12. Nelson EC, Lazar JS, Godfrey MM, Batalden PB. Partnering with patients to design and improve care. In: Nelson EC, Batalden PB, Godfrey MM, Lazar JS, eds. Value by Design: Developing Clinical Microsystems to Achieve Organizational Excellence. San Francisco, CA: Jossey-Bass; 2011:47-85.
13. Scott K, McSherry R. Evidence-based nursing: clarifying the concepts for nurses in practice. J Clin Nurs. 2009;18(8):1085-1095.
14. Batalden PB, Nelson EC, Godfrey MM, Lazar JS. Introducing clinical microsystems. In: Nelson EC, Batalden PB, Godfrey MM, Lazar JS, eds. Value by Design: Developing Clinical Microsystems to Achieve Organizational Excellence. San Francisco, CA: Jossey-Bass; 2011:1-29.
15. Morrisey LJ, DeBourgh GA. Finding evidence: refining literature searching skills for the advanced practice nurse. AACN Clin Issues. 2001;12(4):560-577.
16. Executive Summary. Institute of Medicine. Crossing the Quality Chasm: A New Health System for the 21st Century. 2001. www.nap.edu/read/10027/chapter/1. Accessed February 12, 2016.
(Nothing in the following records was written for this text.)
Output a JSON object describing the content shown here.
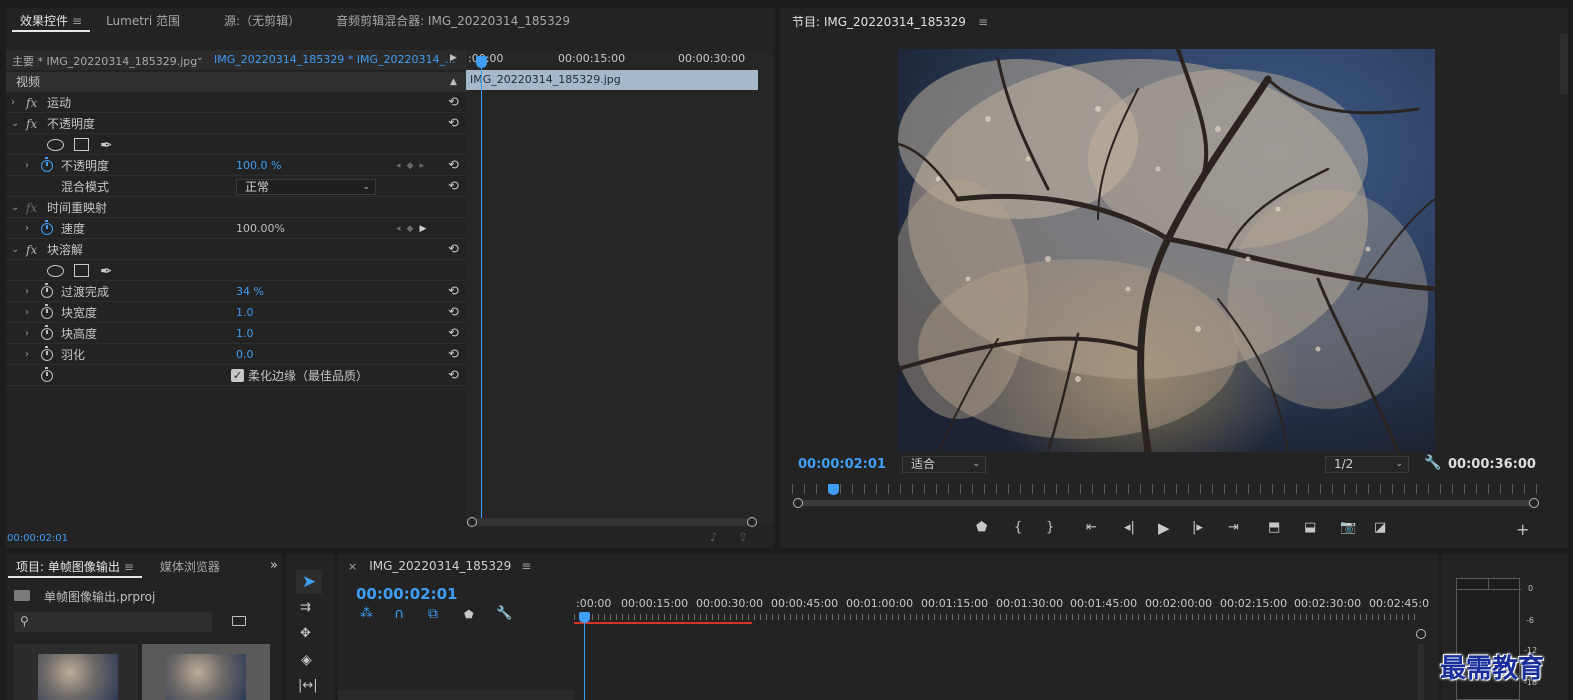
{
  "effect_controls": {
    "tabs": [
      {
        "label": "效果控件",
        "active": true
      },
      {
        "label": "Lumetri 范围"
      },
      {
        "label": "源:（无剪辑）"
      },
      {
        "label": "音频剪辑混合器: IMG_20220314_185329"
      }
    ],
    "menu_glyph": "≡",
    "master_clip": "主要 * IMG_20220314_185329.jpg",
    "sequence_clip": "IMG_20220314_185329 * IMG_20220314_...",
    "section_video": "视频",
    "fx_symbol": "fx",
    "rows": {
      "motion": "运动",
      "opacity_group": "不透明度",
      "opacity": "不透明度",
      "opacity_value": "100.0 %",
      "blend_mode": "混合模式",
      "blend_mode_value": "正常",
      "time_remap": "时间重映射",
      "speed": "速度",
      "speed_value": "100.00%",
      "block_dissolve": "块溶解",
      "transition_completion": "过渡完成",
      "transition_completion_value": "34 %",
      "block_width": "块宽度",
      "block_width_value": "1.0",
      "block_height": "块高度",
      "block_height_value": "1.0",
      "feather": "羽化",
      "feather_value": "0.0",
      "soft_edges": "柔化边缘（最佳品质）",
      "soft_edges_checked": true
    },
    "mini_timeline": {
      "ticks": [
        ":00:00",
        "00:00:15:00",
        "00:00:30:00"
      ],
      "clip_name": "IMG_20220314_185329.jpg"
    },
    "current_time": "00:00:02:01"
  },
  "program_monitor": {
    "title": "节目: IMG_20220314_185329",
    "timecode": "00:00:02:01",
    "fit": "适合",
    "resolution": "1/2",
    "duration": "00:00:36:00"
  },
  "project": {
    "tabs": [
      {
        "label": "项目: 单帧图像输出",
        "active": true
      },
      {
        "label": "媒体浏览器"
      }
    ],
    "overflow": "»",
    "project_file": "单帧图像输出.prproj",
    "search_placeholder": ""
  },
  "timeline": {
    "close": "×",
    "sequence_name": "IMG_20220314_185329",
    "timecode": "00:00:02:01",
    "ticks": [
      ":00:00",
      "00:00:15:00",
      "00:00:30:00",
      "00:00:45:00",
      "00:01:00:00",
      "00:01:15:00",
      "00:01:30:00",
      "00:01:45:00",
      "00:02:00:00",
      "00:02:15:00",
      "00:02:30:00",
      "00:02:45:0"
    ]
  },
  "audio_meter": {
    "labels": [
      "0",
      "-6",
      "-12",
      "-18"
    ]
  },
  "watermark": "最需教育",
  "colors": {
    "accent_blue": "#3f9ef5",
    "panel_bg": "#232323",
    "app_bg": "#1d1d1d",
    "work_area_red": "#d9342b"
  }
}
17. Suresh GK, Godfrey MM, Nelson EC, Batalden PB. Improving safety and anticipating hazards in clinical microsystems. In: Nelson EC, Batalden PB, Godfrey MM, Lazar JS, eds. Value by Design: Developing Clinical Microsystems to Achieve Organizational Excellence. San Francisco, CA: Jossey-Bass; 2011:87-130.
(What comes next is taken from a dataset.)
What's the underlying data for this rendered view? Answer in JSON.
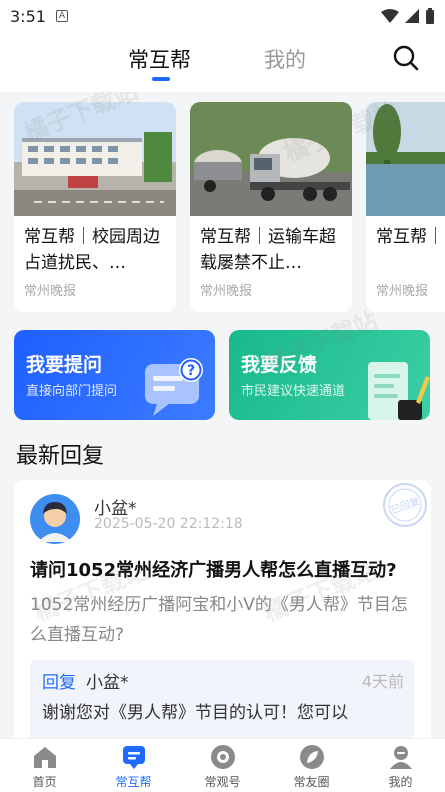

18. Maurino D, Reason J, Lee R. Beyond Aviation Human Factors: Safety in High Technology Systems. Aldershot, UK: Avery Press; 1995:83.
19. Liang BA. The adverse event of unaddressed medical error: identifying and filling the holes in the health-care and legal systems. J Law Med Ethics. 2001;29(3-4):346-368.
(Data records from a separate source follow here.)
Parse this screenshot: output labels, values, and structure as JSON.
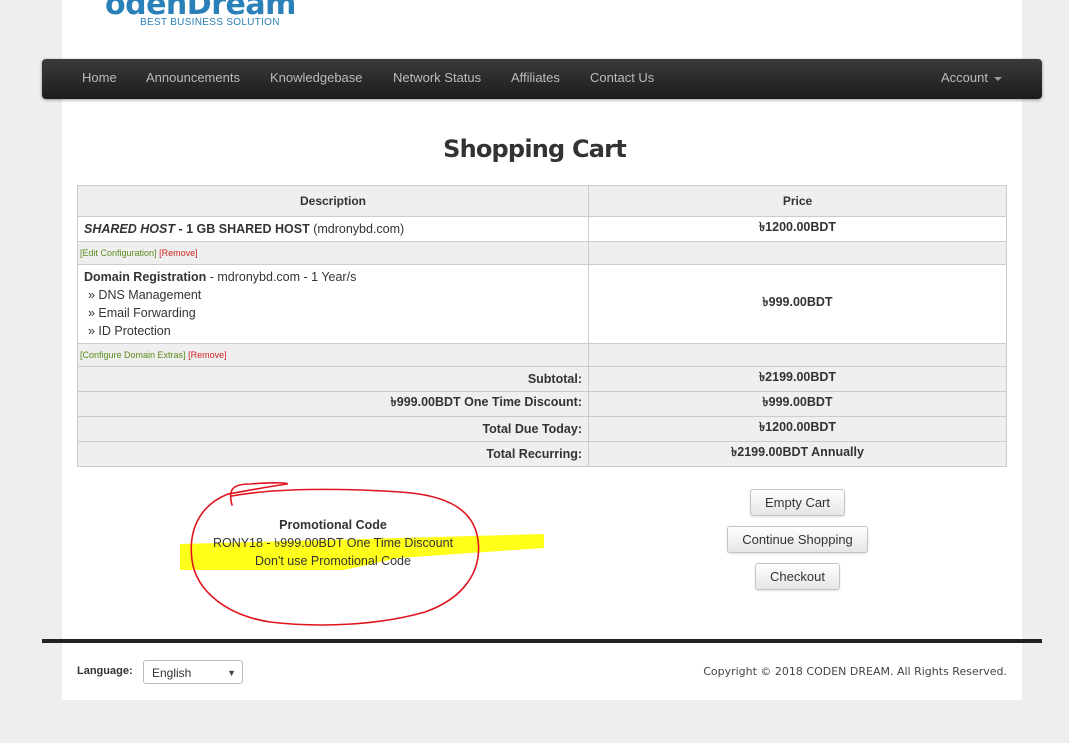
{
  "logo": {
    "name": "odenDream",
    "tagline": "BEST BUSINESS SOLUTION"
  },
  "nav": {
    "items": [
      "Home",
      "Announcements",
      "Knowledgebase",
      "Network Status",
      "Affiliates",
      "Contact Us"
    ],
    "account": "Account"
  },
  "page_title": "Shopping Cart",
  "table": {
    "headers": {
      "description": "Description",
      "price": "Price"
    },
    "item1": {
      "product": "SHARED HOST",
      "sep": " - ",
      "plan": "1 GB SHARED HOST",
      "domain": " (mdronybd.com)",
      "price": "৳1200.00BDT",
      "edit_link": "[Edit Configuration]",
      "remove_link": "[Remove]"
    },
    "item2": {
      "title": "Domain Registration",
      "detail": " - mdronybd.com - 1 Year/s",
      "addons": [
        "» DNS Management",
        "» Email Forwarding",
        "» ID Protection"
      ],
      "price": "৳999.00BDT",
      "configure_link": "[Configure Domain Extras]",
      "remove_link": "[Remove]"
    },
    "totals": [
      {
        "label": "Subtotal:",
        "value": "৳2199.00BDT"
      },
      {
        "label": "৳999.00BDT One Time Discount:",
        "value": "৳999.00BDT"
      },
      {
        "label": "Total Due Today:",
        "value": "৳1200.00BDT"
      },
      {
        "label": "Total Recurring:",
        "value": "৳2199.00BDT Annually"
      }
    ]
  },
  "promo": {
    "title": "Promotional Code",
    "applied": "RONY18 - ৳999.00BDT One Time Discount",
    "remove_link": "Don't use Promotional Code"
  },
  "buttons": {
    "empty": "Empty Cart",
    "continue": "Continue Shopping",
    "checkout": "Checkout"
  },
  "footer": {
    "language_label": "Language:",
    "language_value": "English",
    "copyright": "Copyright © 2018 CODEN DREAM. All Rights Reserved."
  },
  "colors": {
    "brand": "#2a80b9",
    "highlight": "#ffff1a",
    "annotation": "#e0141e"
  }
}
20. Shirey MR. Lewin’s theory of planned change as a strategic resource. J Nurs Adm. 2013;43(2):69-72.
21. Leape LL, Berwick DM, Bates DW. What practices will most improve safety? Evidence-based medicine meets patient safety. JAMA. 2002;288(4):501-507.
22. Irwin MM, Bergman RM, Richards R. The experience of implementing evidence-based practice change: a qualitative analysis. Clin J Oncol Nurs. 2013;17(5):544-549.
23. Dreher HM. The historical and political path of doctoral nursing education to the doctor of nursing practice degree. In: Dreher HM, Smith Glasgow ME, eds. Role Development for Doctoral Advanced Nursing Practice. New York, NY: Springer Publishing Company; 2011:7-46.
24. Weinstock B, Smith Glasgow ME. Executive coaching to support doctoral role transitions and promote leadership consciousness. In: Dreher HM, Smith Glasgow ME, eds. Role Development for Doctoral Advanced Nursing Practice. New York, NY: Springer Publishing Company; 2011:261-280.
25. Chism LA. Leadership, collaboration, and the DNP graduate. In: Chism LA, ed. The Doctor of Nursing Practice: A Guidebook for Role Development and Professional Issues. 2nd ed. Sudbury, MA: Jones & Bartlett Publishers; 2013:35-58.
26. Botes A. A comparison between the ethics of justice and the ethics of care. J Adv Nurs. 2000;32(5):1071-1075.
27. Sorbello B. The nurse administrator as caring person: a synoptic analysis applying caring philosophy, Ray’s Ethical Theory of Existential Authenticity, the ethic of justice, and the ethic of care. Int J Human Caring. 2008;12(1):44-49.
28. Davidson JU, Davidson JC. Fundamentals of restructuring: how to accomplish transformational change via transformational leadership. Kansas Nurse. 2000; 75(4):1-3.
29. Marshall ES. Characteristics of a transformational leader. In: Marshall ES. Transformational Leadership in Nursing: From Expert Clinician to Influential Leader. New York, NY: Springer Publishing Company; 2011:27-50.